Because news has fundamentally accelerated. If there was a scandal with the governor of any kind 10 years ago, it might have “broken” online but most people would not be aware of it until it was in the morning paper, and that might have a pretty big reach but very few official comments would be filed. If it had been 20 years ago, it would have definitely waiting for the Saturday morning paper and maybe the nightly news, stretching into Monday as reporters and editors waited for confirmation during business hours. 50 years ago, who knows?

The fact is, by Monday of this week, we’d had reactions to reactions, and a deluge of responses that called for action. The news went from breaking Friday late in the day, to calls for resignation by 9 p.m. Saturday morning there was additional news that was confusing. A minority of people suggested waiting to see, but rather than thorough research and confirmed facts, rumors flew through cyberspace. The press conference was live streamed, and scheduled on a Saturday because responding was urgent. Reports from the press conference begat tweets immediately.

With news alerts to our phones, we glean just the barest information — what the headline said, and no more (and maybe not even that if we didn’t read it right.) Many more people get their news not from a primary source, but from a secondary or tertiary source. Part of this is that all the pinging of our phones happens while we are doing other things. Few people tune in for the live stream unless they are very interested, and fewer stay for the whole thing. Conversations online show these gaps in information as people check their news or absorb information at different rates — some people know that other news has hit, while a few are just learning about the first piece.

I am definitively not commenting on the content of Virginia’s week in the spotlight, but I need to say that observing it as a journalist has fascinating.
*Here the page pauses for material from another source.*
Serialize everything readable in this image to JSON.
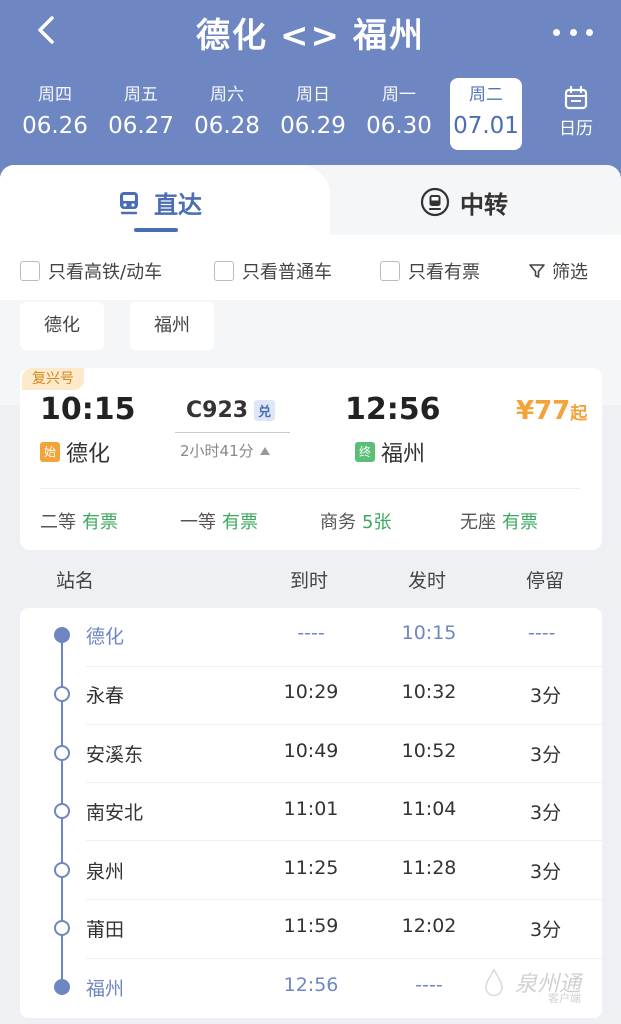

Rather than beat reporters following up with their sources, like they do every day or week, I saw the descent of TV news crews to the Capitol or the front door of the Attorney General’s office. Totally reasonable, but a different style of news gathering all together — the press gaggle pounces on whoever emerges. The response of the subjects is also disheartening, in which they don’t seem to understand the context of the media, who represents the public’s interests. The intensity of the pressure seems to lead to some strange off-the-cuff choices which is not great communication because we don’t know what it really means when it’s done thoughtlessly.

So one week later, we’ve had two press conferences, multiple press release statements, a few press gaggle interviews and a ton of bizarre revelations, conjecture, reactions, positioning and tweets. Is this the new media age, where a week feels like a year? Are we better off for it?